Doctor is a different title that confusingly, has different meanings depending on the circumstances. In university circles (academia), “Doctor” refers to the completion of a Doctor of Philosophy (or PhD). A PhD is the highest academic degree conferred by a university. A PhD requires a minimum of 3 years of full-time research. Universities also offer a range of shorter degree courses such as MD, MPhil, and Masters.
Unlike a university PhD doctorate, in Medicine, the title Doctor refers to the completion of an undergraduate medical degree (e.g. MBBS). This is what most members of the public understand “Doctor” to mean.
Prof Homer is a Doctor of Medicine (MBBS with Honours) and also holds a Doctor of Philosophy in Fertility (PhD). During his PhD, Prof Homer studied intricate molecular networks in eggs. His work led to the discovery and understanding of key elements in eggs that underpin egg quality. This landmark work was published in some of the world’s most prestigious journals, such as Genes & Development and Science. There are extremely few medical Infertility Sub-specialists who also hold a university PhD.
Is Prof Homer available for giving talks to GPs, other health professionals and the public?
Prof Homer is actively involved in research, education and teaching.
He is always very willing to speak to GPs, other health professionals and the general public.

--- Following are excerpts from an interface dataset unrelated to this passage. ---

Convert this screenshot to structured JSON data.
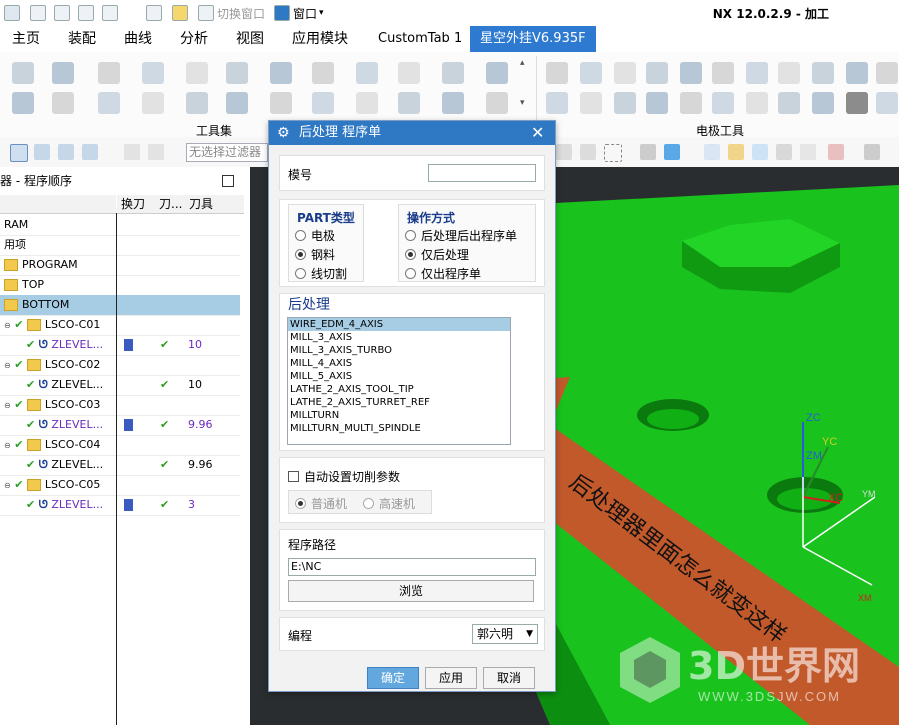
{
  "app_title": "NX 12.0.2.9 - 加工",
  "quick_bar": {
    "switch_window": "切换窗口",
    "window_menu": "窗口"
  },
  "tabs": [
    "主页",
    "装配",
    "曲线",
    "分析",
    "视图",
    "应用模块",
    "CustomTab 1",
    "星空外挂V6.935F"
  ],
  "active_tab": 7,
  "ribbon_groups": {
    "left": "工具集",
    "right": "电极工具"
  },
  "toolbar": {
    "filter_placeholder": "无选择过滤器"
  },
  "navigator": {
    "title": "器 - 程序顺序",
    "columns": [
      "换刀",
      "刀...",
      "刀具"
    ],
    "rows": [
      {
        "name": "RAM",
        "change": "",
        "path": "",
        "tool": "",
        "level": 0,
        "selected": false
      },
      {
        "name": "用项",
        "change": "",
        "path": "",
        "tool": "",
        "level": 0,
        "selected": false
      },
      {
        "name": "PROGRAM",
        "change": "",
        "path": "",
        "tool": "",
        "level": 0,
        "selected": false
      },
      {
        "name": "TOP",
        "change": "",
        "path": "",
        "tool": "",
        "level": 0,
        "selected": false
      },
      {
        "name": "BOTTOM",
        "change": "",
        "path": "",
        "tool": "",
        "level": 0,
        "selected": true
      },
      {
        "name": "LSCO-C01",
        "change": "",
        "path": "",
        "tool": "",
        "level": 1,
        "selected": false
      },
      {
        "name": "ZLEVEL...",
        "change": "tool",
        "path": "✔",
        "tool": "10",
        "level": 2,
        "selected": false
      },
      {
        "name": "LSCO-C02",
        "change": "",
        "path": "",
        "tool": "",
        "level": 1,
        "selected": false
      },
      {
        "name": "ZLEVEL...",
        "change": "",
        "path": "✔",
        "tool": "10",
        "level": 2,
        "selected": false
      },
      {
        "name": "LSCO-C03",
        "change": "",
        "path": "",
        "tool": "",
        "level": 1,
        "selected": false
      },
      {
        "name": "ZLEVEL...",
        "change": "tool",
        "path": "✔",
        "tool": "9.96",
        "level": 2,
        "selected": false
      },
      {
        "name": "LSCO-C04",
        "change": "",
        "path": "",
        "tool": "",
        "level": 1,
        "selected": false
      },
      {
        "name": "ZLEVEL...",
        "change": "",
        "path": "✔",
        "tool": "9.96",
        "level": 2,
        "selected": false
      },
      {
        "name": "LSCO-C05",
        "change": "",
        "path": "",
        "tool": "",
        "level": 1,
        "selected": false
      },
      {
        "name": "ZLEVEL...",
        "change": "tool",
        "path": "✔",
        "tool": "3",
        "level": 2,
        "selected": false
      }
    ]
  },
  "dialog": {
    "title": "后处理 程序单",
    "mold_label": "模号",
    "mold_value": "",
    "part_type_label": "PART类型",
    "part_types": [
      {
        "label": "电极",
        "selected": false
      },
      {
        "label": "钢料",
        "selected": true
      },
      {
        "label": "线切割",
        "selected": false
      }
    ],
    "op_mode_label": "操作方式",
    "op_modes": [
      {
        "label": "后处理后出程序单",
        "selected": false
      },
      {
        "label": "仅后处理",
        "selected": true
      },
      {
        "label": "仅出程序单",
        "selected": false
      }
    ],
    "post_label": "后处理",
    "post_list": [
      "WIRE_EDM_4_AXIS",
      "MILL_3_AXIS",
      "MILL_3_AXIS_TURBO",
      "MILL_4_AXIS",
      "MILL_5_AXIS",
      "LATHE_2_AXIS_TOOL_TIP",
      "LATHE_2_AXIS_TURRET_REF",
      "MILLTURN",
      "MILLTURN_MULTI_SPINDLE"
    ],
    "post_selected": 0,
    "auto_label": "自动设置切削参数",
    "machine_types": [
      {
        "label": "普通机",
        "selected": true
      },
      {
        "label": "高速机",
        "selected": false
      }
    ],
    "path_label": "程序路径",
    "path_value": "E:\\NC",
    "browse": "浏览",
    "programmer_label": "编程",
    "programmer_value": "郭六明",
    "ok": "确定",
    "apply": "应用",
    "cancel": "取消"
  },
  "overlay": {
    "annotation": "后处理器里面怎么就变这样",
    "watermark_main": "3D世界网",
    "watermark_url": "WWW.3DSJW.COM"
  },
  "axes": {
    "zc": "ZC",
    "yc": "YC",
    "zm": "ZM",
    "xc": "XC",
    "ym": "YM",
    "xm": "XM"
  },
  "colors": {
    "accent": "#2f78c4",
    "model_green": "#22c52b",
    "arrow_red": "#e0462e"
  }
}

Please enquire if you would like him to speak at one of your events.
Below is a sample of the GP forums and public-speaking events that Prof Homer has recently been invited to speak at:
- Managing Menopause
Australian Medical Forum’s General Medicine & Acute Medicine Update Refresher, Brisbane, 2019
- Egg Quality and Fertility Preservation
GP Masterclass in Reproductive Medicine Education, 2019
- Preconception and IVF – Ensuring the healthiest start to conception
UQ Health Matters Lecture Series 2018: Nature vs. Nurture – How the first 1000 Days affect lifelong health
Metro North GP Alignment Program, Gynaecology Workshop, Herston, 2018
Metro North GP Alignment Program, Gynaecology Workshop, Caboolture, 2017
- The ART revolution: IVF now and in the future
GP Masterclass, 2017
- Female Fertility Preservation: Basic biology, new developments and clinical practice
RBWH O&G Grand Rounds, Brisbane, 2017
- Abnormal Menstrual Disorders and PCO: Who, How, When?
GP Masterclass, 2017
- Folliculogenesis and Oocyte Activation
Merck Serono CREI Trainees’ Workshop, 2017
- UQ Global Leadership Series – Frontiers in Fertility, 2016
For a more comprehensive list of the talks that Prof Homer has given, please see the section on Talks.